Learning from Serena Williams

Perhaps you saw the mini-meltdown Serena had on court last night at the U.S. Open in NYC, but if you didn’t see it, you probably heard about it on the news or from a friend.  I felt for Serena because the match wasn’t going well already.  Her opponent came out firing and it was obvious Serena had not seen an opponent this tough all tournament long.  I’ll save for another time my comments on how the women on today’s tennis tour cannot even survive on the same court as champions like Serena, Kim Clijsters (Serena’s opponent last night), Venus, Justine Henin, etc. when they are playing their best.  Serena’s shots just were not falling and she couldn’t seem to find the rhythm she found in previous matches.  And she had been so focused, like in the match she played against Flavia Pennetta in an earlier round.  Maybe it was the rain delays.  Serena just didn’t seem comfortable or in the zone.  But maybe she was about to get there . . . she had been talking to herself, trying to pump herself up and get going.  And just when she was at the point where you hoped she was going to pull out a few of the fabulous serves she is known for and tie up the set score to send it to a tiebreak, the unthinkable happened . . . a foot fault.  Well, it was not so unthinkable given she had been called for a few foot faults earlier in the tournament.  In fact, there was one such call that led to a stare-down of a line official that would make most people turn away.  At this point, Serena had a choice – start taking out her fury (about the line call, about her lack of rhythm and smooth flow of her game, whatever) on someone else or take a deep breath, channel it and move on.  She chose the former.  What a coincidence that I was just reading in Serena’s new book, On the Line, about how she called upon Jehovah (she is a Jehovah’s Witness) to help her in a tough match against Kim Clijsters at Indian Wells while the crowd was booing her, cheering her mistakes, and throwing in a racial epithet every now and then to boot.  Why didn’t her calmer, more spiritual mind prevail last night?  Does she wish it had? 
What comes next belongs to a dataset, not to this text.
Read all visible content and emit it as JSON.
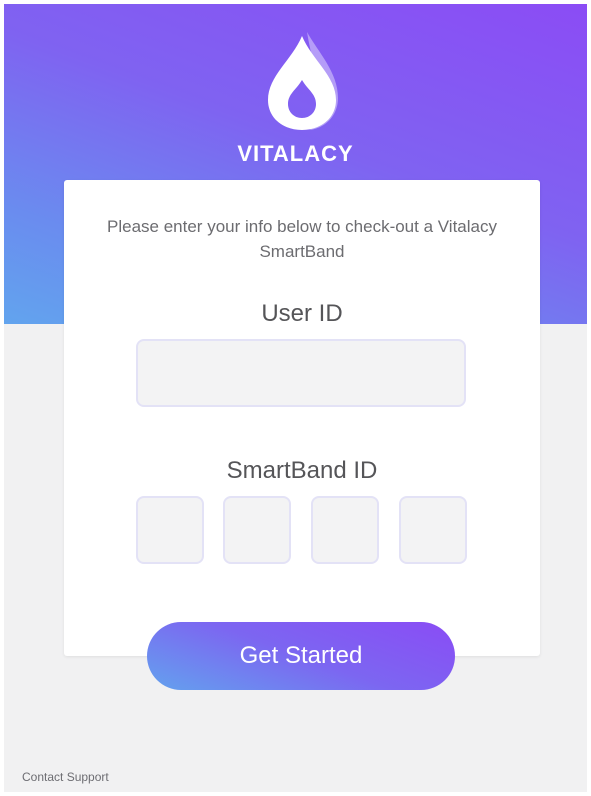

Maybe she’ll write about that in her next book, or talk about it in an upcoming interview.  Serena is not the only one to receive bad calls (in fact, I just saw Novak Djokovic get a bad call in his semifinal match against Roger Federer at the same U.S. Open).  Of course, there is the matter of Serena getting particularly bad calls at the U.S. Open – think back to her 2004 match against Jennifer Capriati where the umpire overruled the linesperson to call a ball out when it was not even close to being out.  All you have to do is look that up on youtube and it’s infuriating all over again because there were at least 3 bad calls in that match.

Anyway, back to the matter at hand – learning from Serena based on last night’s experience.  Sometimes even a champion loses her composure.  So what’s the takeaway?

  1. Serena, a great champion who is usually cool under pressure and finds a way to rise above it, is just like the rest of us – she can lose her cool too!  And boy did she . . .
  2. We have a choice in our reactions to situations.  We can take the high road and be civil or we can tell people how we really feel.  Last night, Serena actually did both.  She let the linesperson have it and then once she plead her case and lost, she went up to her opponent, shook her hand, and closed out the match in the most dignified way she knew how at the time.  The whole ordeal wasn’t her opponent Kim’s fault after all . . .
  3. Forgiveness.  Forgive the other person for making what you believe is a crucial error in judgment (face it, it was a really bad time for that call), and forgive yourself for not responding to that mistake in a kinder way.  Serena already said after the match that the linesperson probably saw a foot fault and that she won’t fault (no pun intended) the woman for doing her job.  So she already seemed to forgive the linesperson.  I’m not sure she got to the latter part – forgiving herself.  I’m thinking she will given her spiritual foundation.  I’m praying she will so she can move on to the next tournament, the next match.  I’m sure she’ll pay the fine levied by the WTA (just heard it’s $10,000, pocket change for Serena) and I’m sure she’ll be thinking about it and talking about it for weeks to come. 

But’s it’s a learning experience, not just for Serena, but for all of us who encounter our own situations at work, at home, with friends, with family, where we can react like Serena did last night or choose a different route . . .


Nicole Hancock Husband is an attorney and Certified Professional Co-Active Coach (“CPCC”). Nicole graduated from Howard University School of Law in 1996 with a Juris Doctorate and from Ohio State University in 1993 with a Bachelor’s of Science in Business Administration, with a Finance/International Studies double major and Spanish minor.